At the end of her calculations, the chief magistrate arrived at a sentence of 24 months in prison, from which she subtracted one-third for Primus’ early guilty plea.
“Thank you,” Primus told the court when the sentence was handed down.
He then returned to the dock to ask if the sentence would begin on Wednesday, the day on which he was convicted, or if it would be affected by the time he had spent on remand.
The magistrate explained that the sentence had no relationship to time he spent on remand.
In presenting the facts, Senior Prosecutor Adolphus Delplesche told the court that at 3 p.m. on Monday, Sept. 30, the prison was locked down and Primus was accounted for.
About 11 p.m., the shift at the prison changed and Primus was also accounted for, the prosecutor said.
About 7 a.m. on Tuesday, Oct. 1, the shift changed again and around 10 a.m. that same day, Primus was not accounted for.
Delplesche said that an alarm was raised, the matter was referred to the Superintendent of Prisons and the police were informed.
The senior prosecutor said that a wanted bulletin was issued to the media, including social media.
Later that afternoon, lawyer Jomo Thomas brought Primus into custody.
Head of the Major Crime Unit, Inspector Elgin Richards, cautioned Primus but the escaped prisoner made no statement.
Delplesche told the court that Primus has no previous convictions.
When Chief Magistrate Rechanne Browne asked Primus what he had to say to the court before being sentenced, he asked if he could ask a question.
Primus noted that Delplesche had amended the charge to read “between Sept. 30 and Oct. 1, 2019”, rather than “on Oct. 1, 2019”.
Primus further said that Delplesche had said he (Primus) was accounted for at 3 p.m., but the prosecutor said he had not said that.
“I said the shift changed at 11 p.m.,” the prosecutor said.
Primus later said that the point was not an important one.
In mitigation, Primus told the court: “I did return voluntarily and I did plead guilty at the first opportunity.”

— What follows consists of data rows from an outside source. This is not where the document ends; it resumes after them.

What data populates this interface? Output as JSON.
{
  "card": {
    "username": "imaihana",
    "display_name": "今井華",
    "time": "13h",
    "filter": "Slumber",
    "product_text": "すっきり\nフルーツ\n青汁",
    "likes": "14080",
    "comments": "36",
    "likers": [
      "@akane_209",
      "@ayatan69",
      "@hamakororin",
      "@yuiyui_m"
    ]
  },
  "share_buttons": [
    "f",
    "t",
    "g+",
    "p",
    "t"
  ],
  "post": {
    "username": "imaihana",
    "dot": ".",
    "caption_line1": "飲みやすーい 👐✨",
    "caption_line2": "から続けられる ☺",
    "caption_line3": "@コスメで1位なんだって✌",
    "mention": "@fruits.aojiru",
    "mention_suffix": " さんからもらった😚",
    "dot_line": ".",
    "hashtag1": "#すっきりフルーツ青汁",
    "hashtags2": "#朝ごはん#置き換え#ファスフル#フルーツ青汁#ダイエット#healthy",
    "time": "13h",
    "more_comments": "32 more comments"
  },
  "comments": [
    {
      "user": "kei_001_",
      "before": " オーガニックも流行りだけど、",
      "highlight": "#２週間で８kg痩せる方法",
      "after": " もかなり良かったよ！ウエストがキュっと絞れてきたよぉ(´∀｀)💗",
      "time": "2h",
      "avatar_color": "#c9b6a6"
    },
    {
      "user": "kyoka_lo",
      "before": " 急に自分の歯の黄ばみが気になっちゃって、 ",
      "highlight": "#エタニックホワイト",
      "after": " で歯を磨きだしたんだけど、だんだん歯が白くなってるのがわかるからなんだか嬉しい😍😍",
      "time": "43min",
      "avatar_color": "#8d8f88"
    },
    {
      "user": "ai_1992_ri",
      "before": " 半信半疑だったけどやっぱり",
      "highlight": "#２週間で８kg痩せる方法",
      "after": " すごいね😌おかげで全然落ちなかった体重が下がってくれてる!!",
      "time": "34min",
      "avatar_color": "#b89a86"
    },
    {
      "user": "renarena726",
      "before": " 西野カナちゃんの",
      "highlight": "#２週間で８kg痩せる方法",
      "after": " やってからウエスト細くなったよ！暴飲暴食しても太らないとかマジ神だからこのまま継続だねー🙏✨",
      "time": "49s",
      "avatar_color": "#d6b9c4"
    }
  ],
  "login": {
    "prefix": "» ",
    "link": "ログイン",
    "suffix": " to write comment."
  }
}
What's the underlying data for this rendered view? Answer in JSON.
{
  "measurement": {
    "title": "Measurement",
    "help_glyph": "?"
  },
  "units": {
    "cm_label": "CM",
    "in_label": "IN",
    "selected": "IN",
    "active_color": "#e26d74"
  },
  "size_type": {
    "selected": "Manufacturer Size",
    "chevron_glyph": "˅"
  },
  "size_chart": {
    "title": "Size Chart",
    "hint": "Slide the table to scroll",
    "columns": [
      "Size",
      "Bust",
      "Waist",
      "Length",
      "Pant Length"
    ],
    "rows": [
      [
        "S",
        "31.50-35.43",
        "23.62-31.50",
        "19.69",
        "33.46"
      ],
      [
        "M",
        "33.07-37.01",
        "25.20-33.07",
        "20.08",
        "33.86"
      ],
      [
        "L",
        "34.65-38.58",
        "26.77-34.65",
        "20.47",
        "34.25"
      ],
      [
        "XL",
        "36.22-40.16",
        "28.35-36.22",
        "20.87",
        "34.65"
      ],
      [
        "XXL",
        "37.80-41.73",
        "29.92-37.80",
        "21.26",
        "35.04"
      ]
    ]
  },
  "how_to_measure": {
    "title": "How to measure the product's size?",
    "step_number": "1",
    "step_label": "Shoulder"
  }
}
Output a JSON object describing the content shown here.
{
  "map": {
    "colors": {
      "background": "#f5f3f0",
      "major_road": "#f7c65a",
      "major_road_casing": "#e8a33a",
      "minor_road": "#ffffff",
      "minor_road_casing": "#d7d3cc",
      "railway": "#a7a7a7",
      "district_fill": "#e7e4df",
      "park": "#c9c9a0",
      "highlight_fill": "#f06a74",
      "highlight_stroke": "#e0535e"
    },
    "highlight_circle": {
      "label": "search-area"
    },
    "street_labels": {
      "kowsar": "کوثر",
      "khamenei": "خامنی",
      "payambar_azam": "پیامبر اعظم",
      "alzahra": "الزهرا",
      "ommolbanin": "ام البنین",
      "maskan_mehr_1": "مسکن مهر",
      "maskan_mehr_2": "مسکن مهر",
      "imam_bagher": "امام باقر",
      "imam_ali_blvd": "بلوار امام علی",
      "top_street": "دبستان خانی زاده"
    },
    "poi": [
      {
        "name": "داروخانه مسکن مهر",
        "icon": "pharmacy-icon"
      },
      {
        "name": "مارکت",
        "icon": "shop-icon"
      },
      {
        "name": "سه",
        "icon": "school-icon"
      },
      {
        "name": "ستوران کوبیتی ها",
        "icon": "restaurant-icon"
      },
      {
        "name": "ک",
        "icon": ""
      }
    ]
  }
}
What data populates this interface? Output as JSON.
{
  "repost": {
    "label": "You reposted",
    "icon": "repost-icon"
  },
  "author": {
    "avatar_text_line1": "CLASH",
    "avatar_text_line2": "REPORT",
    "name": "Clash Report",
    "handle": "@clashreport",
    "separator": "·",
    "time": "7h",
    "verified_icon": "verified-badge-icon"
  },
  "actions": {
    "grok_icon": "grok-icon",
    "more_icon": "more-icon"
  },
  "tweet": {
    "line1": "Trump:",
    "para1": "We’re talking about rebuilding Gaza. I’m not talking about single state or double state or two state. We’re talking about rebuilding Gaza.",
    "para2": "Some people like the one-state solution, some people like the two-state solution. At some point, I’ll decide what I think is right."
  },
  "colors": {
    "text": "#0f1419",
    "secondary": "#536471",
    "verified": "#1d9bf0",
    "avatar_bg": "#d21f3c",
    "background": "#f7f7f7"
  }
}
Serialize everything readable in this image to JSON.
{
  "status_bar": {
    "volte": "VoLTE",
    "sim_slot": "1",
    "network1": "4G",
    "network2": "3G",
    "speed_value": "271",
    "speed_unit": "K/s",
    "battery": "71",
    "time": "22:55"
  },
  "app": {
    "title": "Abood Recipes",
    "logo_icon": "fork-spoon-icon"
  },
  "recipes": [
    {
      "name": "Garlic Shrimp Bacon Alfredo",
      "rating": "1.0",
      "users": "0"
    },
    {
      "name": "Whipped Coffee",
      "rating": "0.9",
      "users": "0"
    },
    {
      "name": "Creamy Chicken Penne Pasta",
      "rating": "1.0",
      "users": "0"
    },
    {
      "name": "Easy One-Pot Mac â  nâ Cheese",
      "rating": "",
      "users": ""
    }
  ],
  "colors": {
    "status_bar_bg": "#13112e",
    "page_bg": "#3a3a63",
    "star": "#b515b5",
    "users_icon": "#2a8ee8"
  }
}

Primus arrived at the court in handcuffs, escorted by plainclothes officers from the Major Crime Unit, which investigates the most serious crimes in St. Vincent and the Grenadines.
The team was led by Inspector Richards, who, at six foot 3 inches tall, appeared to tower over the 5 foot 5 inches Primus as they walked the short distance from the vehicle to the court building.
The senior police officer held on to the left arm of the handcuffed prisoner.
In court, Primus, who seemed to have recently had a haircut, sat mostly quietly as he awaited arraignment on a day mainly reserved for traffic matters.
At one point, he spoke in an aggressive-sounding voice to someone in the courtroom about the taking of a photo, but iWitness News was unable to determine to whom the accused man had directed his comments.
On Tuesday afternoon, Primus called Thomas, his court-assigned attorney in the murder case, telling the lawyer he was at the Grammar School Playing Field in Richmond Hill and asked Thomas to escort him back into police custody.
Primus escaped from the maximum-security section of the prison, where he was being held as he awaits trial in connection with the November 2015 murder of 33-year-old real estate agent Sharlene Greaves.
Greaves’ body was found with stab wounds at her office in Arnos Vale on Nov. 13, 2015.
Primus has also been indicted in the United States — where he lived for almost two decades — in connection with the 2006 murder of Chanel Petro-Nixon, 16, in Brooklyn, New York.
Commissioner of Police Colin John told the media on Tuesday that St. Vincent and the Grenadines has received an extradition request, but that it would be considered at the end of the local legal proceedings.